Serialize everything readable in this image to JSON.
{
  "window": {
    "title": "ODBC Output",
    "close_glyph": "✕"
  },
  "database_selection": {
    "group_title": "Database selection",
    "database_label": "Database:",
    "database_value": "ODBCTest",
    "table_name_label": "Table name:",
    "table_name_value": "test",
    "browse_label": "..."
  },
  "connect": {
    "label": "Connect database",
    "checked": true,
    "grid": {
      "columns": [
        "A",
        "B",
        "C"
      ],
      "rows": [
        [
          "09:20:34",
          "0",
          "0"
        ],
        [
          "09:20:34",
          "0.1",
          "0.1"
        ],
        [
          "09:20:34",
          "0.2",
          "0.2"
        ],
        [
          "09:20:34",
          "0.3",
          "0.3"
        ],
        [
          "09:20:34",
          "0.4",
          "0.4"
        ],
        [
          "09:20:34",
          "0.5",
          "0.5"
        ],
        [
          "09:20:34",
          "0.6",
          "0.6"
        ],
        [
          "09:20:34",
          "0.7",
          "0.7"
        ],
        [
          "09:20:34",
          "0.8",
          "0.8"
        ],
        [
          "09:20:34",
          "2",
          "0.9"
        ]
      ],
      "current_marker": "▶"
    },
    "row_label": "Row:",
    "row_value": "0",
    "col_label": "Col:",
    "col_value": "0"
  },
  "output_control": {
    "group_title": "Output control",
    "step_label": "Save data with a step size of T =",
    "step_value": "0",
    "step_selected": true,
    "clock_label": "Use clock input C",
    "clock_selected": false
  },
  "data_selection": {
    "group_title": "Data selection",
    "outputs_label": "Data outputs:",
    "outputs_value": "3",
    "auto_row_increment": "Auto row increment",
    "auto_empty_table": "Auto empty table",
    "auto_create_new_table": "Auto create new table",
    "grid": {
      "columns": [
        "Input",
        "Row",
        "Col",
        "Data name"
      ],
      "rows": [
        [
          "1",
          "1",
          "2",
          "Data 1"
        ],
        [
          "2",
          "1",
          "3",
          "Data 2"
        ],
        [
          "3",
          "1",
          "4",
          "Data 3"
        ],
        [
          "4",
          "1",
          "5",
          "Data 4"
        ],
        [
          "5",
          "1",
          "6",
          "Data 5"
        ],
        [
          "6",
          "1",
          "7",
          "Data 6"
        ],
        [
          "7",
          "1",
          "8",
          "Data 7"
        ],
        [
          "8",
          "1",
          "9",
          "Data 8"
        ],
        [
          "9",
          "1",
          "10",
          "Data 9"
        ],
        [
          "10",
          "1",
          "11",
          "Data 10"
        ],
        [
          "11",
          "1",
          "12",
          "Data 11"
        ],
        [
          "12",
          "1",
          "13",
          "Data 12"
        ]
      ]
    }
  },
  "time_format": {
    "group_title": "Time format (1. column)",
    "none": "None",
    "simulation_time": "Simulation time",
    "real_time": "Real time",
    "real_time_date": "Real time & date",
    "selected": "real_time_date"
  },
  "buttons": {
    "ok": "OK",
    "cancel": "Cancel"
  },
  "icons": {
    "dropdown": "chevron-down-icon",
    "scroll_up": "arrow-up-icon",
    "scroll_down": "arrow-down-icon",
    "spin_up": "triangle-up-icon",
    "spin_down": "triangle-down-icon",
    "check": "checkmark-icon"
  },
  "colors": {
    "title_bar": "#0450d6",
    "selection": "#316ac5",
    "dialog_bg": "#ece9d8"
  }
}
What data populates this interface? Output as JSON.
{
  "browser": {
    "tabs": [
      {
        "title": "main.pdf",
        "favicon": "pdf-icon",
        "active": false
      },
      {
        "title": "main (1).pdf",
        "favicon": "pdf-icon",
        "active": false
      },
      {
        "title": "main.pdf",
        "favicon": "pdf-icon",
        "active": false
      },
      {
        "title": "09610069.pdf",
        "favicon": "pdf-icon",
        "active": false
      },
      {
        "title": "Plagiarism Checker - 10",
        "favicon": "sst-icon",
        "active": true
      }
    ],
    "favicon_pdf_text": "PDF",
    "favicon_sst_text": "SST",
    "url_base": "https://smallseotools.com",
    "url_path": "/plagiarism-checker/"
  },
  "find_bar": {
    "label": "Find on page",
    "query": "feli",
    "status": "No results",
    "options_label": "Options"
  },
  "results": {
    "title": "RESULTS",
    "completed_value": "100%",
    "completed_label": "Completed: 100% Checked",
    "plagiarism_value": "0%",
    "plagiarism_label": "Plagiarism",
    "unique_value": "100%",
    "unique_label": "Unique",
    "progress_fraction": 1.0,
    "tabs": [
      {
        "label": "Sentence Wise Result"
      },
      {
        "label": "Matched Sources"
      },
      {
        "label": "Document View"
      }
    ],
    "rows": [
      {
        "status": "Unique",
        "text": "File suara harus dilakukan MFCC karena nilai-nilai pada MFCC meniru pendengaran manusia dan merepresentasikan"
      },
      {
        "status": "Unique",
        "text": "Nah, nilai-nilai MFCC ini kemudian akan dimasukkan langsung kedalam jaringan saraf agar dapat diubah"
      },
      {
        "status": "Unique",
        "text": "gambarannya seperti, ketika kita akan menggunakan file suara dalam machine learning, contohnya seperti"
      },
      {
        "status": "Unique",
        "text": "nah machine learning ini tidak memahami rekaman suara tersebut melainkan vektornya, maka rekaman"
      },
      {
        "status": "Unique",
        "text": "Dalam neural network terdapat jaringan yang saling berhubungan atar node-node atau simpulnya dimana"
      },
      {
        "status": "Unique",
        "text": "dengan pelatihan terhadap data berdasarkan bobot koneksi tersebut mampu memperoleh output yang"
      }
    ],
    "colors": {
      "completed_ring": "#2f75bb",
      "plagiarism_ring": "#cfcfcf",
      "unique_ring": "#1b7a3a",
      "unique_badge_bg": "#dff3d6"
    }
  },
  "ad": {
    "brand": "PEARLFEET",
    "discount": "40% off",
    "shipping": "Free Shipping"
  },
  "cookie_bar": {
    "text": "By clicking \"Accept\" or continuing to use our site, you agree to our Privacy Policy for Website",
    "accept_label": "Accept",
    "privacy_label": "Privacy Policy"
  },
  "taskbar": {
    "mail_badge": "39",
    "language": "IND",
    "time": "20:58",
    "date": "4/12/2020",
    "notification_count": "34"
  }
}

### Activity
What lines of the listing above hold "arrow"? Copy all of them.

### Task result
    "scroll_up": "arrow-up-icon",
    "scroll_down": "arrow-down-icon",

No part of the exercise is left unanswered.